**EXERCISE:** Without reproducing any picture, copy the records word for word.

App and web page records
——

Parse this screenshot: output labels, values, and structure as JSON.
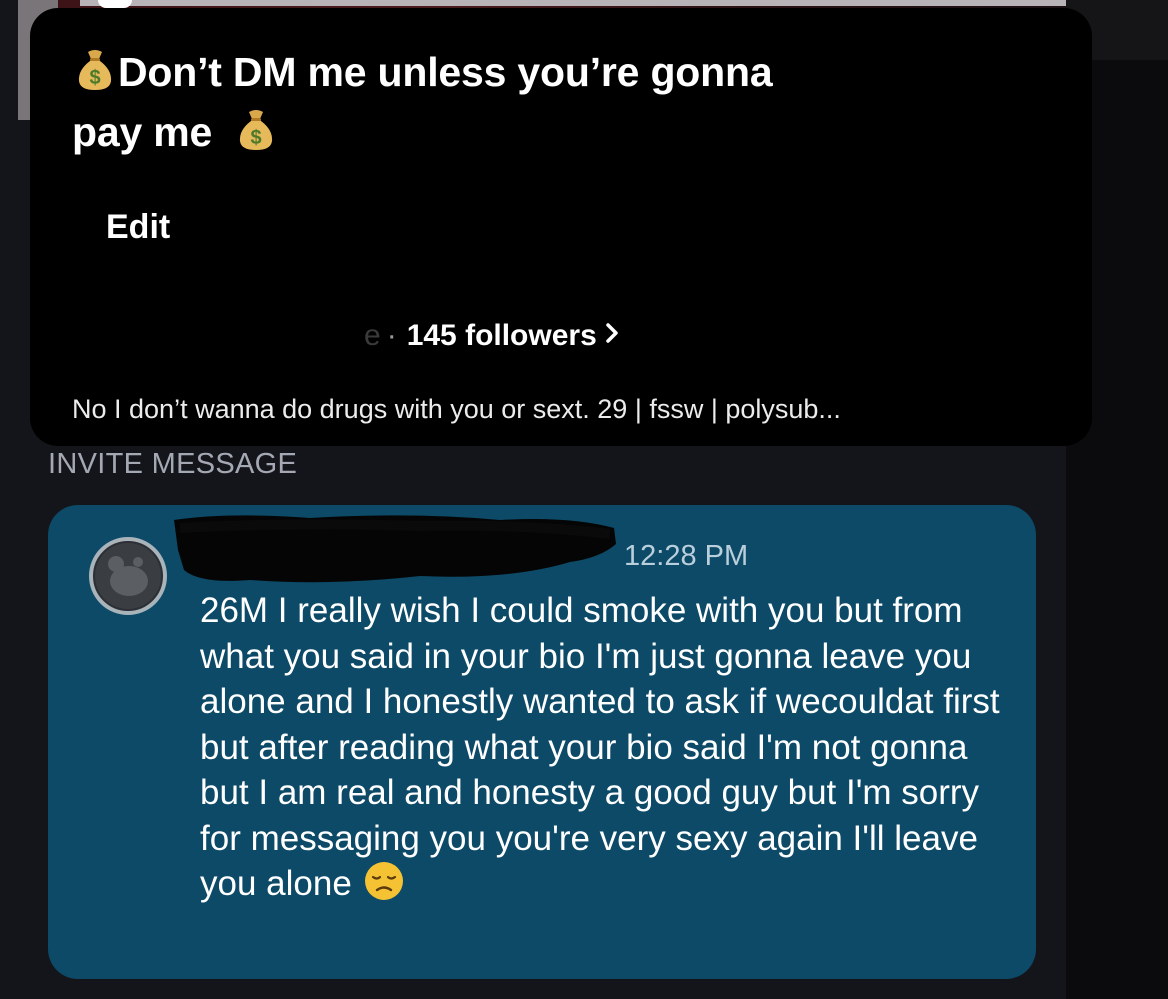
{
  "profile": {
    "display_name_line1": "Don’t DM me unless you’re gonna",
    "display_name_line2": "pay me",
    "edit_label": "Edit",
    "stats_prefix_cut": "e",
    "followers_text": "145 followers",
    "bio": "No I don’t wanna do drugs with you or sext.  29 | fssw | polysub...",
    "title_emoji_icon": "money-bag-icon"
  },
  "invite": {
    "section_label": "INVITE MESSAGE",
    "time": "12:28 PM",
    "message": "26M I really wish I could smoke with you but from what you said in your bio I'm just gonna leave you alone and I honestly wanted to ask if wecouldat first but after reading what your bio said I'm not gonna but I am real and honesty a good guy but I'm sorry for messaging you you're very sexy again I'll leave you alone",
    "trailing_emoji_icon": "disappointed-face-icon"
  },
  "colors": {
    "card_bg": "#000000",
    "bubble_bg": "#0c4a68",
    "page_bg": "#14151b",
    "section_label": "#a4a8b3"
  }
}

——

**RESULT OF THE EXERCISE:**
Parse this screenshot: output labels, values, and structure as JSON.
{
  "profile": {
    "display_name_line1": "Don’t DM me unless you’re gonna",
    "display_name_line2": "pay me",
    "edit_label": "Edit",
    "stats_prefix_cut": "e",
    "followers_text": "145 followers",
    "bio": "No I don’t wanna do drugs with you or sext.  29 | fssw | polysub...",
    "title_emoji_icon": "money-bag-icon"
  },
  "invite": {
    "section_label": "INVITE MESSAGE",
    "time": "12:28 PM",
    "message": "26M I really wish I could smoke with you but from what you said in your bio I'm just gonna leave you alone and I honestly wanted to ask if wecouldat first but after reading what your bio said I'm not gonna but I am real and honesty a good guy but I'm sorry for messaging you you're very sexy again I'll leave you alone",
    "trailing_emoji_icon": "disappointed-face-icon"
  },
  "colors": {
    "card_bg": "#000000",
    "bubble_bg": "#0c4a68",
    "page_bg": "#14151b",
    "section_label": "#a4a8b3"
  }
}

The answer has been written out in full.